*** SUPPLIED MATERIAL Section Begins ***

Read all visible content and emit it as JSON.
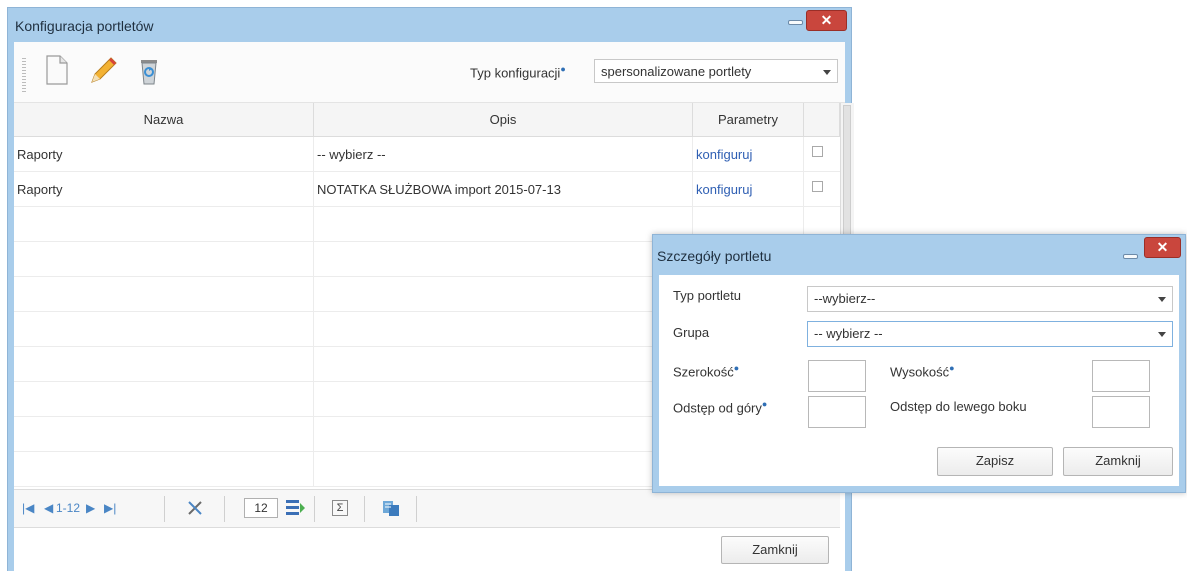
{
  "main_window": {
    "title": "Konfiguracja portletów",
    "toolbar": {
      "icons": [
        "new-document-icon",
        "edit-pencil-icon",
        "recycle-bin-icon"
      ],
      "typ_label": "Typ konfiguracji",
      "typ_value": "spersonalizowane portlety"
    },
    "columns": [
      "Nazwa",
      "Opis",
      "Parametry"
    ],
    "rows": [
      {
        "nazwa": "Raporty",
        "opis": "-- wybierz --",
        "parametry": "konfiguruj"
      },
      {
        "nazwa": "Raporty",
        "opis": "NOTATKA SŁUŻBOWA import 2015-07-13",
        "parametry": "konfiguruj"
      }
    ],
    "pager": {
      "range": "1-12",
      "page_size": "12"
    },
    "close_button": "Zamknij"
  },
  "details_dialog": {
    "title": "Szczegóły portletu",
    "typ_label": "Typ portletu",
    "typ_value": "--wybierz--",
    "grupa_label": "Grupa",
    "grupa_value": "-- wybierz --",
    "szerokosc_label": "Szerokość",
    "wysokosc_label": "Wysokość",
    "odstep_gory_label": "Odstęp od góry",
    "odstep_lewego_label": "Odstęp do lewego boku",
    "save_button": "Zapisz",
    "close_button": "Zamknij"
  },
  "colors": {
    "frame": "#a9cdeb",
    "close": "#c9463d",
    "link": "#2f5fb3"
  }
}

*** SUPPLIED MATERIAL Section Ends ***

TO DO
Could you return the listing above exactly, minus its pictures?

OUTPUT FOR THIS EXERCISE
Read all visible content and emit it as JSON.
{
  "main_window": {
    "title": "Konfiguracja portletów",
    "toolbar": {
      "icons": [
        "new-document-icon",
        "edit-pencil-icon",
        "recycle-bin-icon"
      ],
      "typ_label": "Typ konfiguracji",
      "typ_value": "spersonalizowane portlety"
    },
    "columns": [
      "Nazwa",
      "Opis",
      "Parametry"
    ],
    "rows": [
      {
        "nazwa": "Raporty",
        "opis": "-- wybierz --",
        "parametry": "konfiguruj"
      },
      {
        "nazwa": "Raporty",
        "opis": "NOTATKA SŁUŻBOWA import 2015-07-13",
        "parametry": "konfiguruj"
      }
    ],
    "pager": {
      "range": "1-12",
      "page_size": "12"
    },
    "close_button": "Zamknij"
  },
  "details_dialog": {
    "title": "Szczegóły portletu",
    "typ_label": "Typ portletu",
    "typ_value": "--wybierz--",
    "grupa_label": "Grupa",
    "grupa_value": "-- wybierz --",
    "szerokosc_label": "Szerokość",
    "wysokosc_label": "Wysokość",
    "odstep_gory_label": "Odstęp od góry",
    "odstep_lewego_label": "Odstęp do lewego boku",
    "save_button": "Zapisz",
    "close_button": "Zamknij"
  },
  "colors": {
    "frame": "#a9cdeb",
    "close": "#c9463d",
    "link": "#2f5fb3"
  }
}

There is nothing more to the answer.